The project will bring together an interdisciplinary group of scholars to provide the first comprehensive history of whistleblowing. It will utilise a mixture of archival research and oral histories, but augment historical methodologies with interpretive approaches from legal, sociological, and cultural studies. Furthermore, the international research team will collaborate with groups outside of academia, especially whistleblower advocacy groups, non-governmental organisations, and journalists throughout the grant. A core objective is to engage with actors involved in current debates about whistleblower legislation. Finally, research findings will be shared with the general public in both the U.K. and U.S. through conferences and talks.

Planned Impact

The impact agenda is integrated into the project in a number of ways. Three potential beneficiaries of the research have been identified and will be involved in the project's activities, especially the workshop and conference. The objective is for research to inform public debates about modern-day whistleblowing, as well as encourage more dialogue between scholars and third sector organisations involved in advocacy work.

Firstly, questions of whistleblower sanctions and legislation are considered primarily by advocacy groups, non-government organizations and lawyers. How governments respond to whistleblowers is currently under debate in the United States, U.K., European Union and United Nations. The project looks to inform advocacy work by detailing the long history of whistleblowing, especially earlier examples of legislation and policies to encourage or, as was more often the case, silence and side-line whistleblowers. This historical context is crucial to informing ongoing efforts to reform policies and establish mechanisms and procedures for dealing with whistleblowers while upholding national security.

Secondly, journalists and the media will benefit from the research.
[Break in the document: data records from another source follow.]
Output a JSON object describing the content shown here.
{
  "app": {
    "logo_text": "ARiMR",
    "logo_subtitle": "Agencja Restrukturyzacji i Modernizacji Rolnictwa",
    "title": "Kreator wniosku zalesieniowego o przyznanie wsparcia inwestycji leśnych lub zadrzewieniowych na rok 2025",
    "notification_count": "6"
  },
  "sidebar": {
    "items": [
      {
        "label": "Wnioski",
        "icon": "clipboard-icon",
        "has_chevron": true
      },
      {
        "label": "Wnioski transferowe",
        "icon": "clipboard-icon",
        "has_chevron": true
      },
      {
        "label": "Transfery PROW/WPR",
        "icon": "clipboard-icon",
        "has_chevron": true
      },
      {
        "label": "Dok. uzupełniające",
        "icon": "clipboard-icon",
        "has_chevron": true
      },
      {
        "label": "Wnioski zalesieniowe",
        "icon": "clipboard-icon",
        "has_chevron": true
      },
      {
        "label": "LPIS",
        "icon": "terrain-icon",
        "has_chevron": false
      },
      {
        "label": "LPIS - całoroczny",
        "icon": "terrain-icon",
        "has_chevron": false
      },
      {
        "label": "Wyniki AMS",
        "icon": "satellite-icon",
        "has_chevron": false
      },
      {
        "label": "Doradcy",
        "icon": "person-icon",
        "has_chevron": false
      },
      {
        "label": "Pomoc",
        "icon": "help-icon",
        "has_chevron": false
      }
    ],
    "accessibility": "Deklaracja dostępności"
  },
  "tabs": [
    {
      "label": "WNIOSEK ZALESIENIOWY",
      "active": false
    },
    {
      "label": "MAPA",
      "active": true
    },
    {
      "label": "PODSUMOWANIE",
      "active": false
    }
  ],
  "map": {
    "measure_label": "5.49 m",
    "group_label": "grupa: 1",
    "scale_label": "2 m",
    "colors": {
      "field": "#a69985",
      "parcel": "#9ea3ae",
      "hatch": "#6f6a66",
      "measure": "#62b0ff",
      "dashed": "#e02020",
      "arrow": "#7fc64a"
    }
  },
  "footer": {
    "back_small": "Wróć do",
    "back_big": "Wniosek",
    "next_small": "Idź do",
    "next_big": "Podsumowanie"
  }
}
The press play a crucial role in reporting on revelations by whistleblowers, often having to adjudicate whether material is in the public or national security interest. By exploring the history of press relations with whistleblowers and the state, the research will be shared with journalists to inform practises today regarding the reporting of sensitive information and treatment of whistleblowers. The project will aim to engage both the traditional press and new media outlets.

Thirdly, the research will aim to influence the general public. By challenging the common mischaracterisation of whistleblowers as traitors or patriots, it seeks to situate present-day debates in a broader historical and political context. Exploring previous episodes of national security revelations on public opinion will foster better informed citizens and public debate. These discussions will feed broader debates about the balance between secrecy and power, national security and civil liberties, in democratic societies. Public lectures will be held in both the U.K. and U.S. that develop these themes, and there will publications in popular magazines and online blogs. The general public will also be included in the end of grant conference in London that will be accessible and open to all.

The conference will bring together academics, NGOs, advocacy groups, lawyers, journalists, and the public. It will explore how the history of whistleblowing is crucial to debating the present and future of a phenomenon that will likely increase as state secrecy continues to expand. The event will be open to the public and an audio recording will subsequently be made freely available on the project website. The research outputs and reports from the project will be shared with third sector groups to aid advocacy efforts. Impact will be recorded through the use of citations, analytics, and feedback forms.


10 25 50